According to a report released on Friday by Crisil Ratings, manufacturers of ready-made garments are expected to witness an 8-10 per cent increase in revenue due to surging domestic demand and the resurgence of exports. These positive trends have been fuelled by lower cotton prices and the gradual stabilization of supply chains.
The report highlighted a significant surge in volume growth, projected at 6-8 per cent for this fiscal year, compared to the previous year’s 3-5 per cent. However, despite this uptick in volume, revenue growth is anticipated to be slower than the previous fiscal year’s 14 per cent. This is primarily due to the moderation in realizations resulting from the easing of raw material prices.
Crisil Ratings stated that cotton prices are expected to decrease by 15-17 per cent, and man-made fiber prices are projected to drop by 8-10 per cent in this fiscal year. Consequently, the growth in realizations is estimated to be modest, ranging from 1-3 per cent, in contrast to the 10 per cent witnessed last year.
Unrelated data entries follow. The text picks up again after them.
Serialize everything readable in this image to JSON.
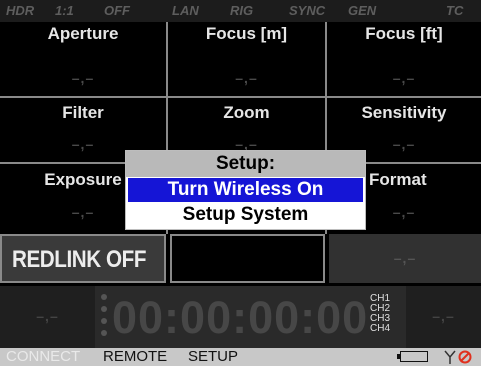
{
  "status_bar": {
    "items": [
      "HDR",
      "1:1",
      "OFF",
      "LAN",
      "RIG",
      "SYNC",
      "GEN",
      "TC"
    ]
  },
  "grid": {
    "cells": [
      {
        "label": "Aperture",
        "value": "–,–"
      },
      {
        "label": "Focus [m]",
        "value": "–,–"
      },
      {
        "label": "Focus [ft]",
        "value": "–,–"
      },
      {
        "label": "Filter",
        "value": "–,–"
      },
      {
        "label": "Zoom",
        "value": "–,–"
      },
      {
        "label": "Sensitivity",
        "value": "–,–"
      },
      {
        "label": "Exposure",
        "value": "–,–"
      },
      {
        "label": "",
        "value": ""
      },
      {
        "label": "Format",
        "value": "–,–"
      }
    ]
  },
  "dialog": {
    "title": "Setup:",
    "items": [
      {
        "label": "Turn Wireless On",
        "selected": true
      },
      {
        "label": "Setup System",
        "selected": false
      }
    ]
  },
  "redlink": {
    "label": "REDLINK OFF",
    "right_value": "–,–"
  },
  "timecode": {
    "left_value": "–,–",
    "value": "00:00:00:00",
    "channels": [
      "CH1",
      "CH2",
      "CH3",
      "CH4"
    ],
    "right_value": "–,–"
  },
  "bottom_bar": {
    "connect_label": "CONNECT",
    "remote_label": "REMOTE",
    "setup_label": "SETUP",
    "icons": [
      "battery-icon",
      "antenna-icon",
      "no-signal-icon"
    ]
  },
  "colors": {
    "menu_highlight": "#1515d6",
    "dialog_title_bg": "#b9b9b9",
    "no_signal": "#e0301e",
    "dim_text": "#4a4a4a"
  }
}
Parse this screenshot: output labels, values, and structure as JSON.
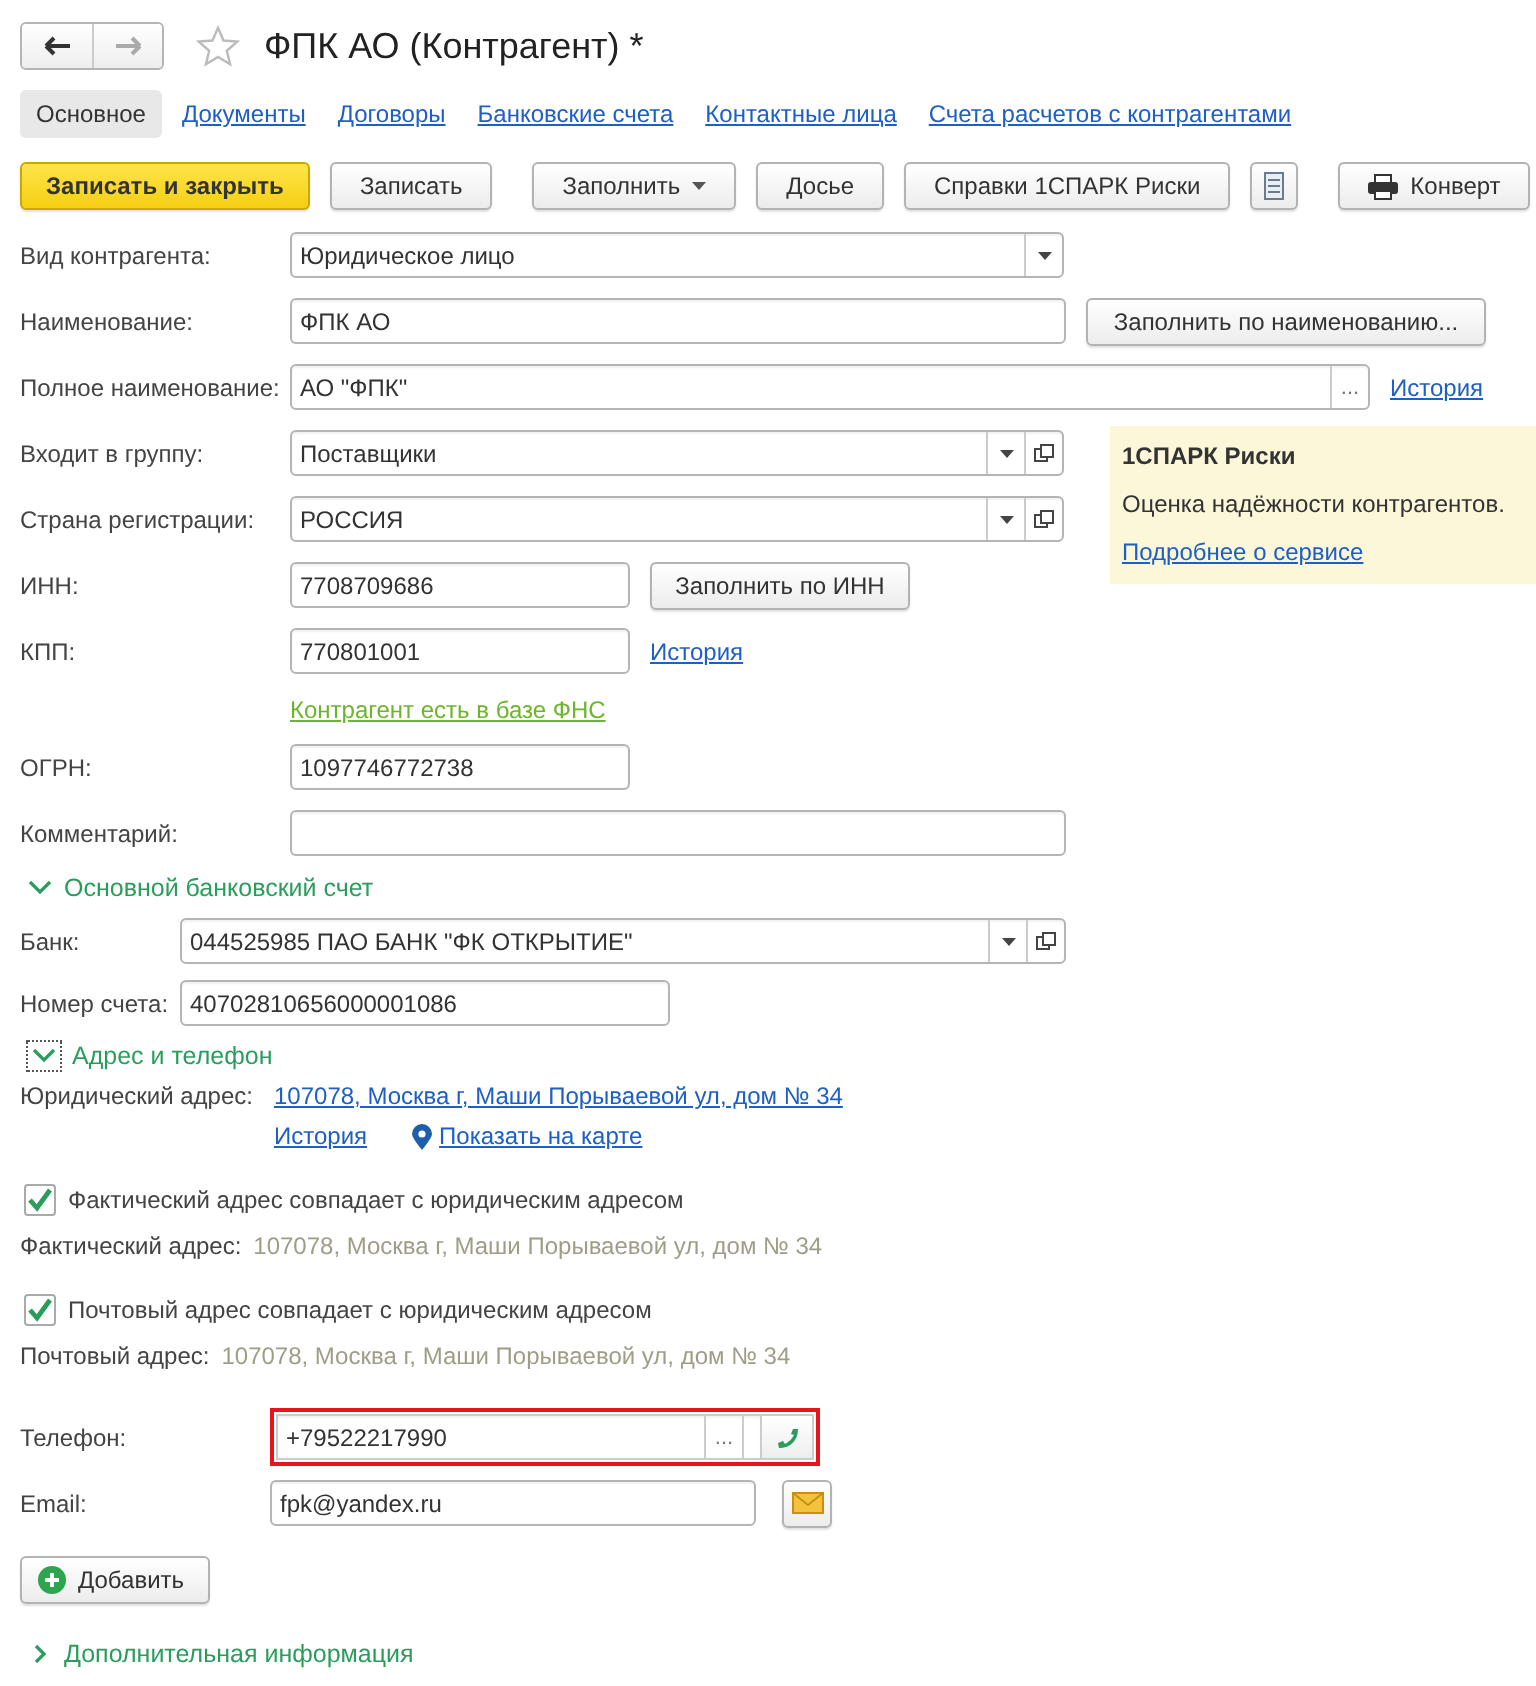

Gautam Shahi, Director at Crisil Ratings, said “Readymade garment manufacturer makers will rely on domestic consumption (75 per cent of the overall demand), which is expected to grow 6- 8 per cent in volume terms this fiscal.”
“The volume of exports (25 per cent) will grow 4-6 per cent this fiscal year-onyear on a low base, led by re-stocking by global retailers, softer prices of cotton (the key raw material) and a slow but gradual pick-up in consumption in overseas markets.”
The report indicated that the credit outlook for ready-made garment manufacturers remains stable, supported by consistent operational performance, robust balance sheets, low capital expenditure, and stable working capital requirements.
Operating margins are forecasted to expand by 50 basis points (bps) year-on-year, reaching 9.5 per cent, mainly due to increased domestic and export volume and reduced cotton prices. In contrast, the previous fiscal year witnessed a 150 bps contraction in operating margins, attributed to high cotton prices, delayed price adjustments in the domestic market, and decreased offtake by global retailers amid excess inventory.